**WHAT THE TASK REQUIRES:** Every line of the data below needs to be reproduced exactly.

**INFORMATION:**

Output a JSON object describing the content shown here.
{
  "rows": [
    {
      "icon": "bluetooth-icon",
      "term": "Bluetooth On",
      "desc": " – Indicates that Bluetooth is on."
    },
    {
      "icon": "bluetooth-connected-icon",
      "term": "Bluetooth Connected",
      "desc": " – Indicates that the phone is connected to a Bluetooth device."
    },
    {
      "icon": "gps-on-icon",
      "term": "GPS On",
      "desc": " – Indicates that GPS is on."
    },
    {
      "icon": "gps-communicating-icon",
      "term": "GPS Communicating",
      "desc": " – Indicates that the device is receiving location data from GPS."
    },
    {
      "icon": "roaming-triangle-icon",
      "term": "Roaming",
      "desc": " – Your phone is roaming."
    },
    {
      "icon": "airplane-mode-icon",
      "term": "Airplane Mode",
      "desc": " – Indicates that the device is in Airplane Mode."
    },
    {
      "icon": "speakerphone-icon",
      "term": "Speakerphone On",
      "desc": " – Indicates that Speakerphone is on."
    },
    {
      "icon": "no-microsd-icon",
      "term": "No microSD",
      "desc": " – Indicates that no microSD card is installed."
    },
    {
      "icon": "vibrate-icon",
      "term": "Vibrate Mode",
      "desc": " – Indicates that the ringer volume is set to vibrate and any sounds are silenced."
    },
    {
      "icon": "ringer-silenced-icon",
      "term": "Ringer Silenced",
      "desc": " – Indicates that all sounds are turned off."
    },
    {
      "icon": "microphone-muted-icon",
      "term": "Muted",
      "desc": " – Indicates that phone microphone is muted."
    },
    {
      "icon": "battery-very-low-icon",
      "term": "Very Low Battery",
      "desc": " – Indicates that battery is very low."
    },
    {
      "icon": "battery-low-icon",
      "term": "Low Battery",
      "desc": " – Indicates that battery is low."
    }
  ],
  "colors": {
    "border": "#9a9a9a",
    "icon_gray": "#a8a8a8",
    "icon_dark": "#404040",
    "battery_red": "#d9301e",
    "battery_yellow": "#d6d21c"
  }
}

**ANSWER AREA:**
Output a JSON object describing the content shown here.
{
  "rows": [
    {
      "icon": "bluetooth-icon",
      "term": "Bluetooth On",
      "desc": " – Indicates that Bluetooth is on."
    },
    {
      "icon": "bluetooth-connected-icon",
      "term": "Bluetooth Connected",
      "desc": " – Indicates that the phone is connected to a Bluetooth device."
    },
    {
      "icon": "gps-on-icon",
      "term": "GPS On",
      "desc": " – Indicates that GPS is on."
    },
    {
      "icon": "gps-communicating-icon",
      "term": "GPS Communicating",
      "desc": " – Indicates that the device is receiving location data from GPS."
    },
    {
      "icon": "roaming-triangle-icon",
      "term": "Roaming",
      "desc": " – Your phone is roaming."
    },
    {
      "icon": "airplane-mode-icon",
      "term": "Airplane Mode",
      "desc": " – Indicates that the device is in Airplane Mode."
    },
    {
      "icon": "speakerphone-icon",
      "term": "Speakerphone On",
      "desc": " – Indicates that Speakerphone is on."
    },
    {
      "icon": "no-microsd-icon",
      "term": "No microSD",
      "desc": " – Indicates that no microSD card is installed."
    },
    {
      "icon": "vibrate-icon",
      "term": "Vibrate Mode",
      "desc": " – Indicates that the ringer volume is set to vibrate and any sounds are silenced."
    },
    {
      "icon": "ringer-silenced-icon",
      "term": "Ringer Silenced",
      "desc": " – Indicates that all sounds are turned off."
    },
    {
      "icon": "microphone-muted-icon",
      "term": "Muted",
      "desc": " – Indicates that phone microphone is muted."
    },
    {
      "icon": "battery-very-low-icon",
      "term": "Very Low Battery",
      "desc": " – Indicates that battery is very low."
    },
    {
      "icon": "battery-low-icon",
      "term": "Low Battery",
      "desc": " – Indicates that battery is low."
    }
  ],
  "colors": {
    "border": "#9a9a9a",
    "icon_gray": "#a8a8a8",
    "icon_dark": "#404040",
    "battery_red": "#d9301e",
    "battery_yellow": "#d6d21c"
  }
}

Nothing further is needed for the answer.